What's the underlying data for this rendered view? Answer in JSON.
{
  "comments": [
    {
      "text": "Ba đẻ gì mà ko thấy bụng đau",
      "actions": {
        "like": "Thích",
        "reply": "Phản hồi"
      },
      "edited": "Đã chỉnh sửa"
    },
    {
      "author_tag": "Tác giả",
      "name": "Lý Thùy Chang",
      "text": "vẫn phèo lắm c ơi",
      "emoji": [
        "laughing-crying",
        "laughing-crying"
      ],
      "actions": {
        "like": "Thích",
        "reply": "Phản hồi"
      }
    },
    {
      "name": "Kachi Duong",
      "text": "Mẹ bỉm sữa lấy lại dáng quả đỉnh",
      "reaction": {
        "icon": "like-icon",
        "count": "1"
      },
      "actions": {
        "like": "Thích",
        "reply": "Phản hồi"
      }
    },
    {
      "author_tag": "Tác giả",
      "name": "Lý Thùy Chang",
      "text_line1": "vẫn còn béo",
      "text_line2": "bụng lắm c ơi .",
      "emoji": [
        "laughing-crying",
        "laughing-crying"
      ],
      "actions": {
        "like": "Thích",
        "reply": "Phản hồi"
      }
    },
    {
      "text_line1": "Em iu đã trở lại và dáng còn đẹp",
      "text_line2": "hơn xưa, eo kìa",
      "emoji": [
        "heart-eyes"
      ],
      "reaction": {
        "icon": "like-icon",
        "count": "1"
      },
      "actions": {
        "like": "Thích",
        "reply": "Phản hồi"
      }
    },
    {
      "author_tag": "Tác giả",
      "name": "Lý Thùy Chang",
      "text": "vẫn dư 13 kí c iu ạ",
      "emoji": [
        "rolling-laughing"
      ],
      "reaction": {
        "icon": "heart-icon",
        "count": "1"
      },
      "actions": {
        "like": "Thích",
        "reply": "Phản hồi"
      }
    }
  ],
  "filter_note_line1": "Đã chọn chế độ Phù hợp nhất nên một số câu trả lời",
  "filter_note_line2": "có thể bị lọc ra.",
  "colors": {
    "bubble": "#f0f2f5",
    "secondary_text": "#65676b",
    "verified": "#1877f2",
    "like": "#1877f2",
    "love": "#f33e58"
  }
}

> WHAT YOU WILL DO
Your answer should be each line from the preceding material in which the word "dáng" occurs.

> TASK SOLUTION
      "text": "Mẹ bỉm sữa lấy lại dáng quả đỉnh",
      "text_line1": "Em iu đã trở lại và dáng còn đẹp",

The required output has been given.